For 2012 there are some cool changes for crossbow users. For one thing the Lumen-Arrows will be available fully finished in factory Barnett arrows and Excalibur Firebolts to match up with the ones you are shooting now! Hopefully more manufacturers will follow suit.
They also re-designed their Lumenok so it is now a machined rather than molded nock. That means the colors are not only brighter but they will be available in green as well as red. For some shooters green shows up better than red so that will mean less lost arrows for those of us with bad color absorption in that red color band. One big upgrade is all new Lumenoks will have replaceable batteries!! A quick twist and push and you have fresh batter- ies without having to buy a whole new nock! That is one very slick upgrade that more illuminated nock manufactures will be scrambling to keep up with. For those who want to install Lumenoks into their existing arrows Burt Coyote has expanded their applications to ten models so most everyone is covered.

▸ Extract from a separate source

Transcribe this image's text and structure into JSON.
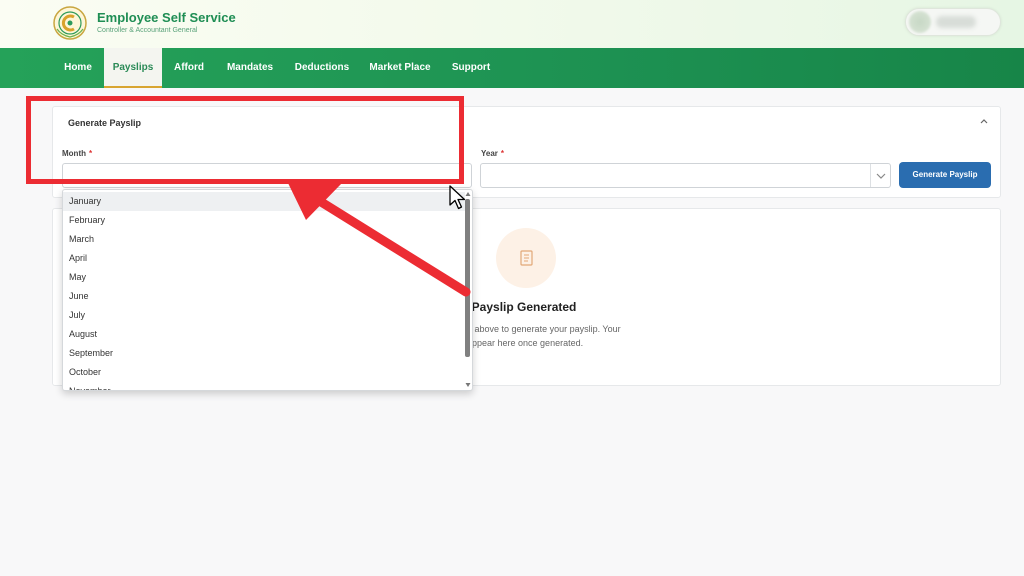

It is nice to note that Burt Coyote is a fam- ily business where the same guys that were sitting around that kitchen table back in 1998 come to work each day and actually get their hands dirty. Proudly made in the U.S.A., Lumenok has earned a special place in the archery industry. Countless happy customers and bold innovation is sure to keep everyone employed at Burt Coyote. That old Laundromat got pretty small in 2006, so a new building opened right across the street and the Laundromat is getting renovated to house the tool for
their new process that will take the fully machined crossbow nock to a molded/ machined hybrid to allow the easy replace- ment of the battery. Their patent pending polymeric battery holder is a step forward in utility and toughness. And as Eric said, “Our commitment to continuously improve the product and the processes we use to manufacture it here in Yates City, Il- linois, will indeed keep these jobs at home and make them more productive. Made in America is not a hollow statement. It is a commitment to excellence.” I can’t say it any better myself. All in all, not too shabby for a company based on a missed shot at a deer.